ESA’s Cluster constellation has found that multiple, high-speed beams of electrically charged particles, or ions, are formed on the night-side of near-Earth space and get accelerated towards Earth.
These observations are key to understanding how solar material manages to reach the Earth’s night-side, to forecast the behaviour of the magnetic environment around our planet, and in turn, to better protect ground and space-based technologies.
Different theories were proposed in the 80’s and 90’s to explain the presence of these ion beams. But, only recently, data collected by the Cluster satellites helped scientists discriminate between these theories.
Earth’s magnetic field, or magnetosphere, deflects most solar wind - a continuous flow of matter (plasma) continuously ejected by the Sun in all directions. However, there are two regions located around the magnetic poles, known as the polar cusps, where solar particles can precipitate along magnetic field lines towards Earth’s magnetic poles.
At each pole, a significant fraction of these particles bounce back along the magnetic field lines and populate the plasma mantle, a layer of plasma located on the night-side of Earth, inside the magnetosphere and along its boundary. Under the action of electromagnetic forces, plasma contained in the mantle drifts equator-ward, along the tail axis.
On 1 September 2003, the Cluster satellites were flying in close formation in the magnetotail when three out of the fours satellites simultaneously detected two distinct beams of protons streaming Earthward, along the magnetic field. The beams were moving at very high speeds - 1000 and 2400 km/s, respectively - and were observed for a period of about 3 minutes.
Due to the way plasma is transported in the magnetotail, the same source could not have been responsible for accelerating both beams. So, scientists concluded that there were at least two independent sources for these accelerated beams. More than 90 events of this kind (multiple accelerated ion beams) have been identified in the data recorded by Cluster from 2001 to 2003. They have been recorded during quiet or moderately disturbed geomagnetic periods, covering a large range of velocities.
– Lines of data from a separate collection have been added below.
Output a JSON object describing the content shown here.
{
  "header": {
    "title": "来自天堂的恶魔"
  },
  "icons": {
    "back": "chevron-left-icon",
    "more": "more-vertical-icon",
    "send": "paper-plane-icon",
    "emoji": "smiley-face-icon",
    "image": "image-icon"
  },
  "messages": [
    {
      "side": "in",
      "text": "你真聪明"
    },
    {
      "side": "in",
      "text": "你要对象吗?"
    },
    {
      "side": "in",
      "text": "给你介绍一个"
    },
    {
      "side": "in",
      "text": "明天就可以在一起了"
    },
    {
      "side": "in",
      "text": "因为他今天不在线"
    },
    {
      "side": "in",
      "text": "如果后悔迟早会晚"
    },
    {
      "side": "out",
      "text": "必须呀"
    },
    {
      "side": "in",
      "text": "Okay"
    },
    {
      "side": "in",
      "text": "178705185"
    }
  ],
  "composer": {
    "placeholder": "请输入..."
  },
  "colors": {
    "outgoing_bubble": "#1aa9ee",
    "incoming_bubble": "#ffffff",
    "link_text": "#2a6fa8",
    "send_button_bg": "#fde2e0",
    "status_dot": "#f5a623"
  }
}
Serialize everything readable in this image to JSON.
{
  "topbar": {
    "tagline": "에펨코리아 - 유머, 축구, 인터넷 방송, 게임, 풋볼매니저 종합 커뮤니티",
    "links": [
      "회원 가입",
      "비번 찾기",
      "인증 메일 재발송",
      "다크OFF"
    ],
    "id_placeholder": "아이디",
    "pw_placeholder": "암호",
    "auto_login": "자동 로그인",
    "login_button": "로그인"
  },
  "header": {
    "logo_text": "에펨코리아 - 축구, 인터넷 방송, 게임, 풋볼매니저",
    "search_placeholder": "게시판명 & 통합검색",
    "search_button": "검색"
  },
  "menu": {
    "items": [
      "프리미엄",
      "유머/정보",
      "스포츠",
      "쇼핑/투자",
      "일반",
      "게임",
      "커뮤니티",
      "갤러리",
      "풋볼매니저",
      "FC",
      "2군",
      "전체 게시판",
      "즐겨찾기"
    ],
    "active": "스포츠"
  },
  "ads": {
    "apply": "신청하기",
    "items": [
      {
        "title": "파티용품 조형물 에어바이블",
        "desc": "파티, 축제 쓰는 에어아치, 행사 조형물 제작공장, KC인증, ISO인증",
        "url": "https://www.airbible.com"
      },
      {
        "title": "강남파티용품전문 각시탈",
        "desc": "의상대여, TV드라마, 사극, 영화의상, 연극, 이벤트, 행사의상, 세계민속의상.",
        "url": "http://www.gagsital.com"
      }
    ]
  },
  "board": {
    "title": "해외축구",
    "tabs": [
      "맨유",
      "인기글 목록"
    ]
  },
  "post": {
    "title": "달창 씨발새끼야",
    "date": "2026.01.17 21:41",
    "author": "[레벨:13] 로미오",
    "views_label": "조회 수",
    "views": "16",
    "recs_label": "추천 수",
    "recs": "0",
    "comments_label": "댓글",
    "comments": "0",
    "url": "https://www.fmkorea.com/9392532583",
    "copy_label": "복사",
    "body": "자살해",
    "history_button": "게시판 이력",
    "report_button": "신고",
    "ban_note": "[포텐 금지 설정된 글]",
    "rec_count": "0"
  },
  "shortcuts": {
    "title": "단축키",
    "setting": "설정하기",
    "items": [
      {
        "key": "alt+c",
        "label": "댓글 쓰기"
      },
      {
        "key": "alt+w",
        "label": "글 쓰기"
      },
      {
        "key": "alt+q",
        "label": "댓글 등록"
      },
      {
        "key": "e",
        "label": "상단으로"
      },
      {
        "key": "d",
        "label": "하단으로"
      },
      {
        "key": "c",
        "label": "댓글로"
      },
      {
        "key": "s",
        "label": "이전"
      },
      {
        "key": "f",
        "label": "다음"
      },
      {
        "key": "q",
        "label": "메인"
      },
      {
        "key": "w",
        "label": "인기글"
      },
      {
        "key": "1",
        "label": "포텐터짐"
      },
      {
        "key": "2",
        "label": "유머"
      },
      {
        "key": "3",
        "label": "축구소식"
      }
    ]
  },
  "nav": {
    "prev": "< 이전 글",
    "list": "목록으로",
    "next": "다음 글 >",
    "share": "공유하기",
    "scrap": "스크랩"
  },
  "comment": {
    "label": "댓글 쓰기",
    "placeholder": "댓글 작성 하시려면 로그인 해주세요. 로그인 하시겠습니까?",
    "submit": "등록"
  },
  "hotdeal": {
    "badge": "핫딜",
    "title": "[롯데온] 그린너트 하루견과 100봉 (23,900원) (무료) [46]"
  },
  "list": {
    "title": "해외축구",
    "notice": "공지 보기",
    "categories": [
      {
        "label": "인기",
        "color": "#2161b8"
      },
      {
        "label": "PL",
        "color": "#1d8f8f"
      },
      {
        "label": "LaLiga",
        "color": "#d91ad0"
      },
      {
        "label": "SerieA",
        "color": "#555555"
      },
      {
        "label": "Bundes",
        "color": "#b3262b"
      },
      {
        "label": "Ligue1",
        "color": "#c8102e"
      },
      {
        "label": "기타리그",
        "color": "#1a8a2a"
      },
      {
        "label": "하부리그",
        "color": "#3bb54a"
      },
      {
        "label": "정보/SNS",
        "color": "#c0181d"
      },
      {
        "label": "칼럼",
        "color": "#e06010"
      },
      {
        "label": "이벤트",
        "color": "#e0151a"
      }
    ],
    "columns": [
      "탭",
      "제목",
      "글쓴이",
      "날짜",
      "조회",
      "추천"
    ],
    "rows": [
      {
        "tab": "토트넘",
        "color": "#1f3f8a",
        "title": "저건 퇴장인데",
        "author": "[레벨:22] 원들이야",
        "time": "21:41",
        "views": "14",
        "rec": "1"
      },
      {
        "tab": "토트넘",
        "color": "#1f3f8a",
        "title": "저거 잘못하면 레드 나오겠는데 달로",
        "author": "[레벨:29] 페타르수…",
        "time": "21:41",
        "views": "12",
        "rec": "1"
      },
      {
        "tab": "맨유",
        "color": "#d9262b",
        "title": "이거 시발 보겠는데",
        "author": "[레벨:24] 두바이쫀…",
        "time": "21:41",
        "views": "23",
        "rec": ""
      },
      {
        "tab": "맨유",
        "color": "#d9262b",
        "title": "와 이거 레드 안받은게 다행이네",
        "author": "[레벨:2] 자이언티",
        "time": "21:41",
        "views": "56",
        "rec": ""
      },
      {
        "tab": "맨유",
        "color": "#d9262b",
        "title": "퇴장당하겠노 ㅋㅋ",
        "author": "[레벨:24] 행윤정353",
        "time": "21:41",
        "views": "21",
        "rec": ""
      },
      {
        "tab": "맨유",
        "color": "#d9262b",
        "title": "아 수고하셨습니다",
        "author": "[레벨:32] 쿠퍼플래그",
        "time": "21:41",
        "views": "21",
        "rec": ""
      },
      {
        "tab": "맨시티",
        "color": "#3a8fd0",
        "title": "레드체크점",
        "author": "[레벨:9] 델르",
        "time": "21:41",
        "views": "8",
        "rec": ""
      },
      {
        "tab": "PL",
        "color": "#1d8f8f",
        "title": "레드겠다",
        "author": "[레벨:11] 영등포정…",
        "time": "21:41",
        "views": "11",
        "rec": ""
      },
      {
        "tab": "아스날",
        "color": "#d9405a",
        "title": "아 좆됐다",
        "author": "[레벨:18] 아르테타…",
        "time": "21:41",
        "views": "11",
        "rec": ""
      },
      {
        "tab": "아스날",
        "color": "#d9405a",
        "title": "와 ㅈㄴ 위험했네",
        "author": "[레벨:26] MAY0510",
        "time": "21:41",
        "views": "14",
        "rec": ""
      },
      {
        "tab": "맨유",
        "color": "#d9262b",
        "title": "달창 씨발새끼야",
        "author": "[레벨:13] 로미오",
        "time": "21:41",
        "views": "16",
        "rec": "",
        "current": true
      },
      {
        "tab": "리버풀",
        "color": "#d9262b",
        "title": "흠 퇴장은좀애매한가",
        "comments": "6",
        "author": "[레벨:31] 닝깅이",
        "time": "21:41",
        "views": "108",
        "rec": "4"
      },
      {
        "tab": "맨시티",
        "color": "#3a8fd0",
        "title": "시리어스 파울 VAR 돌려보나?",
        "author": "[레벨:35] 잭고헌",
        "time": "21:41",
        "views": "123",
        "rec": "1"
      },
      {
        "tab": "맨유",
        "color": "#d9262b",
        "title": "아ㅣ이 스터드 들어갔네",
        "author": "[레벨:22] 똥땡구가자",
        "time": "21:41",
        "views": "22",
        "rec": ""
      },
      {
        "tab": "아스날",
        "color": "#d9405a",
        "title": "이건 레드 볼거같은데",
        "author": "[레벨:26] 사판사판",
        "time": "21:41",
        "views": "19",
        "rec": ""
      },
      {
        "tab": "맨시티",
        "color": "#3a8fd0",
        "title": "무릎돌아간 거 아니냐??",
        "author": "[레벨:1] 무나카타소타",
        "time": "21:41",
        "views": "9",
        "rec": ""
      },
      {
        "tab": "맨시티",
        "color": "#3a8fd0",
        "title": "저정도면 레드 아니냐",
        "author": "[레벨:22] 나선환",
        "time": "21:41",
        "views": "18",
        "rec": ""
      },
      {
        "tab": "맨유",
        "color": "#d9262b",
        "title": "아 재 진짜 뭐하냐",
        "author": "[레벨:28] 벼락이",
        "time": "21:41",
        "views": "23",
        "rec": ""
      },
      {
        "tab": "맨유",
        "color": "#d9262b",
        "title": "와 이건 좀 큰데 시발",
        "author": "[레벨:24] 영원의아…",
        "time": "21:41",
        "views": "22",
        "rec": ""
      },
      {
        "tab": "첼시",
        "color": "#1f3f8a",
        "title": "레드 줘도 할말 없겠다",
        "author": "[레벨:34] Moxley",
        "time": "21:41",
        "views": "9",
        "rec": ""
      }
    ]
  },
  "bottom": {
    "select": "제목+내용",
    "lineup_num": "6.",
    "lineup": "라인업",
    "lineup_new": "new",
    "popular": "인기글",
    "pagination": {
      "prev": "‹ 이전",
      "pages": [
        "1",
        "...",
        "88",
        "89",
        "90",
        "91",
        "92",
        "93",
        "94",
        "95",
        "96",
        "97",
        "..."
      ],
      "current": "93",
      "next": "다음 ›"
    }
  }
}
A theory proposed about 14 years ago explains how this happens: when the plasma drifting from the plasma mantle reaches the current sheet, a region located along the magnetic equator, it can cross a few areas called ‘resonant locations’ (red rectangles in the animation), where the charged particles acquire kinetic energy and get accelerated along the magnetic field. The further these resonant locations are, the more energy the ions acquire.
Such accelerated ions are then beamed back to Earth, from the magnetic equator towards the poles, in a kind of elongated parabolic flight along terrestrial magnetic field lines.
Statistical studies based on Cluster measurements showed that the beams last about 10 to 15 minutes, and they extend between 1300 and 4500 km.
“Such results are possible only with missions like Cluster that, with multi-point observations lasting over several years, make it possible to accumulate a large amount of data and bridge observations with theory,” says Philippe Escoubet, Project Scientist for Cluster and Double Star at ESA. “This is the only way to enhance our knowledge of the highly dynamic magneto-tail region.”
Note for editors:
The results were obtained thanks to measurements of the Cluster Ion Spectrometry instrument onboard each satellite.
The results appear in two papers:
‘Spatial Temporal characteristics of ion beamlets in the plasma sheet boundary layer of magnetotail’, by E. Grigorenko et al, published in the Journal of Geophysical Research on 24 May 2007.
‘Multiplet structure of acceleration processes in the distant magnetotail’, by L. Zelenyi et al, published in the Geophysical Research Letters in 2006.
The theory, now confirmed by Cluster, was published in 1993 by M. Ashour-Abdalla et al., and predicted a universal scaling law for the velocity ratio of ion beams accelerated at distinct spatial sites in the magnetotail.
For more information:
Lev Zelenyi, IKI Space Research Institute, Russian Academy of Sciences, Moscow, Russia
Email: Lzelenyi @ iki.rssi.ru
Philippe Escoubet, ESA Cluster and Double Star Project Scientist
Email: Philippe.Escoubet @ esa.int